|European Classification||G06Q20/04, G06Q20/12, G06Q20/02, G06Q20/26, G06Q20/40, G06Q20/389, G06Q20/38215, G06Q20/367, G06Q20/4014, G06Q20/382, G06Q20/3674, G06Q20/3821, G06Q20/0855, G06Q20/00, G07F7/10D|
|Jun 12, 2001||AS||Assignment|
Owner name: AMERICAN EXPRESS TRAVEL RELATED SERVICES COMPANY,
Free format text: ASSIGNMENT OF ASSIGNORS INTEREST;ASSIGNORS:GRAY, WILLIAM J.;HOHLE, WILLIAM G.;LARKIN, CARL;AND OTHERS;REEL/FRAME:011886/0962;SIGNING DATES FROM 20010130 TO 20010530
|Sep 13, 2011||FPAY||Fee payment|
Year of fee payment: 4
|Apr 21, 2014||AS||Assignment|
Owner name: III HOLDINGS 1, LLC, DELAWARE
Free format text: ASSIGNMENT OF ASSIGNORS INTEREST;ASSIGNOR:AMERICAN EXPRESS TRAVEL RELATED SERVICES COMPANY, INC.;REEL/FRAME:032722/0746
Effective date: 20140324

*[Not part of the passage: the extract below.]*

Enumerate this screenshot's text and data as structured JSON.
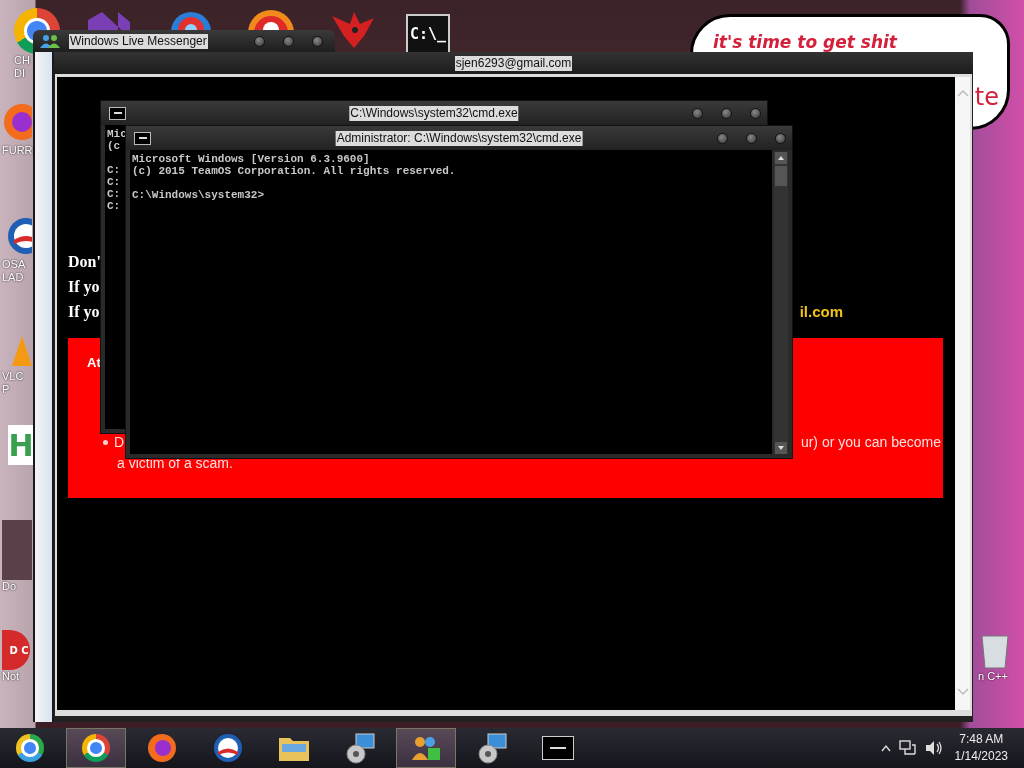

|Sep 24, 2015||FPAY||Fee payment|
Year of fee payment: 8